British court rules that Rwanda deal is illegal

A Court of Appeals has ruled that the UK is not allowed to outsource asylum procedures to Rwanda, as had been decided in 2022. It judged that Rwanda cannot be considered a safe third country because deficiencies in the asylum procedure there could lead to legitimate asylum seekers being deported to their countries of origin. The decision can still be appealed to the UK’s Supreme Court.

The Guardian (GB) /

Refugees can’t be outsourced

The Guardian welcomes the ruling:

“We already knew that the government’s plans were cruel, unworkable, expensive and unpopular. Now we know that they are also against the law. At 89,000 last year, the number of asylum claimants in the UK is lower than in many other countries. The Home Office should concentrate on improving processes (including those criticised by judges) and tackling backlogs. ... Ministers should scrap the idea of outsourcing refugees along with the anti-migrant slogans.”

The Spectator (GB) /

Only the elected can make democratic decisions

Key decisions about migration policy should not be made by judges, law professor Andrew Tettenborn warns in The Spectator:

“Nobody knows for certain what may happen to asylum seekers sent to central Africa.

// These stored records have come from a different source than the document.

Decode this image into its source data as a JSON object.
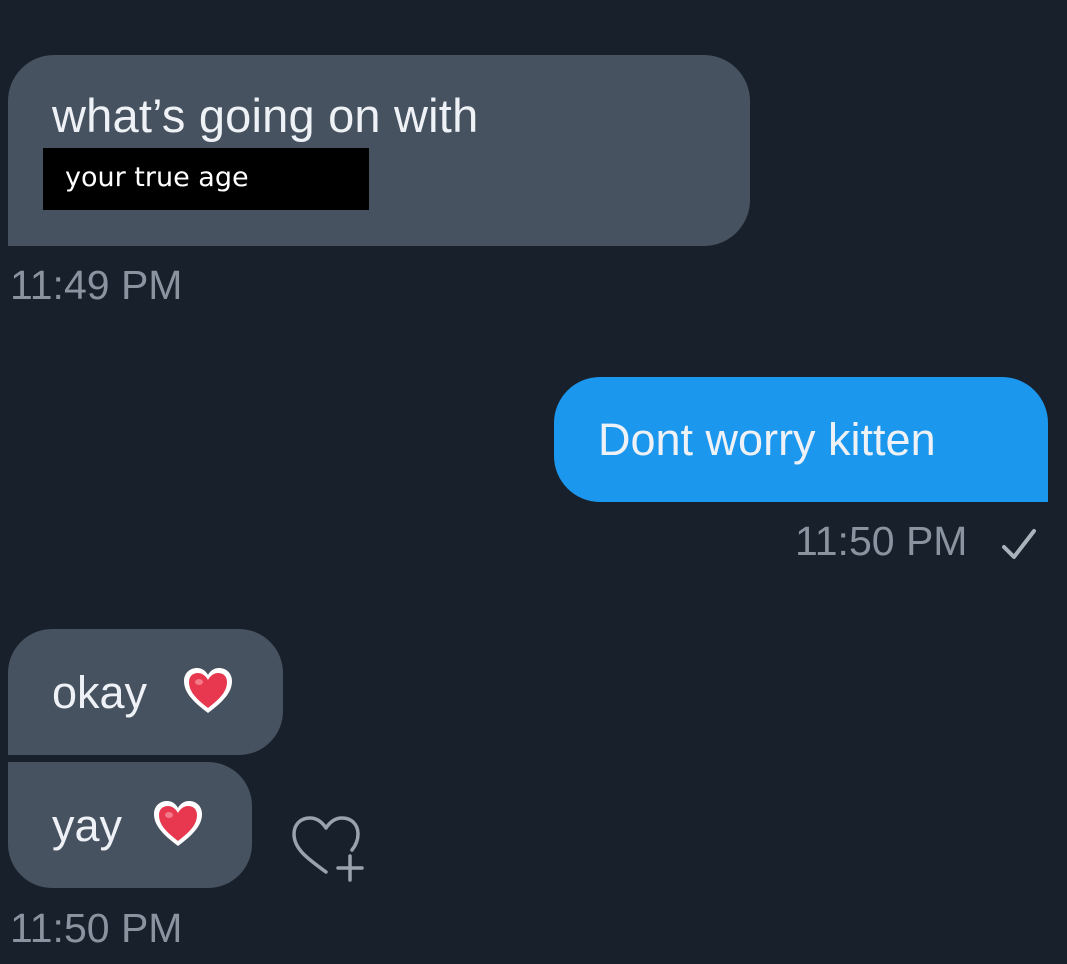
{
  "messages": [
    {
      "id": "m1",
      "direction": "received",
      "text": "what’s going on with",
      "redaction_label": "your true age"
    },
    {
      "id": "m2",
      "direction": "sent",
      "text": "Dont worry kitten"
    },
    {
      "id": "m3",
      "direction": "received",
      "text": "okay",
      "emoji": "red-heart"
    },
    {
      "id": "m4",
      "direction": "received",
      "text": "yay",
      "emoji": "red-heart"
    }
  ],
  "timestamps": {
    "first": "11:49 PM",
    "sent": "11:50 PM",
    "last": "11:50 PM"
  },
  "status": {
    "sent_icon": "check-icon"
  },
  "actions": {
    "react_icon": "add-reaction-heart-icon"
  },
  "colors": {
    "background": "#18202b",
    "received_bubble": "#46525f",
    "sent_bubble": "#1c97ee",
    "text": "#eef1f5",
    "timestamp": "#8a94a0",
    "heart": "#e8384f"
  }
}
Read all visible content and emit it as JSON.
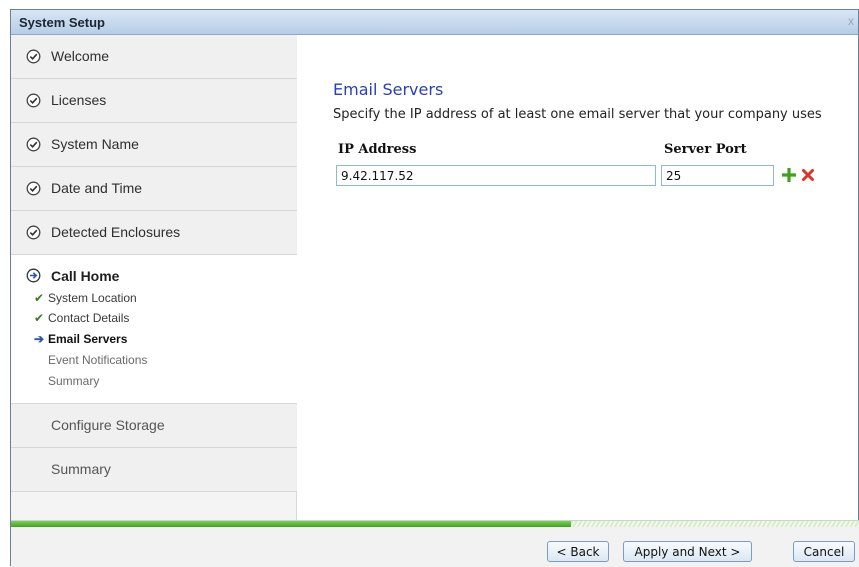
{
  "window": {
    "title": "System Setup",
    "close_glyph": "x"
  },
  "sidebar": {
    "completed_steps": [
      "Welcome",
      "Licenses",
      "System Name",
      "Date and Time",
      "Detected Enclosures"
    ],
    "current_step": {
      "label": "Call Home",
      "substeps": [
        {
          "label": "System Location",
          "state": "done"
        },
        {
          "label": "Contact Details",
          "state": "done"
        },
        {
          "label": "Email Servers",
          "state": "active"
        },
        {
          "label": "Event Notifications",
          "state": "pending"
        },
        {
          "label": "Summary",
          "state": "pending"
        }
      ]
    },
    "future_steps": [
      "Configure Storage",
      "Summary"
    ]
  },
  "main": {
    "section_title": "Email Servers",
    "description": "Specify the IP address of at least one email server that your company uses",
    "columns": {
      "ip": "IP Address",
      "port": "Server Port"
    },
    "row": {
      "ip": "9.42.117.52",
      "port": "25"
    }
  },
  "progress": {
    "fraction": 0.66
  },
  "footer": {
    "back": "< Back",
    "next": "Apply and Next >",
    "cancel": "Cancel"
  },
  "colors": {
    "check": "#3b7a1f",
    "title_blue": "#2b3fb3",
    "progress_green": "#3fa21f"
  },
  "icons": {
    "completed": "check-circle-icon",
    "current": "arrow-circle-icon",
    "add": "plus-icon",
    "delete": "x-icon"
  }
}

But that isn’t the point. The question the administrative lawyers need to answer is who out of judges and politicians ought to have the final say about these risks, and whether as a nation we should run them. ... For anyone who believes in democratic control of central social policies like immigration, the response should be clear: it must be the elected representatives.”

Andrew Tettenborn
taz, die tageszeitung (DE) /

Not just a British aberration

The ruling also has consequences for international refugee policy, the taz points out:

“The UNHCR is constantly flying asylum seekers from Libya to Rwanda. Will that no longer be possible? The ruling is even more problematic for the EU — and thus also for Germany. The EU-Turkey deal allows Greece to return Syrian refugees to Turkey without a hearing or not to admit them at all — but in Turkey there are discussions at the highest political level about deporting Syrian refugees to Syria even against their will. By the standards of the London ruling, the deal would be illegal. This is not just a theoretical statement. ... The European Convention on Human Rights applies not only in the EU but throughout Europe.”

Dominic Johnson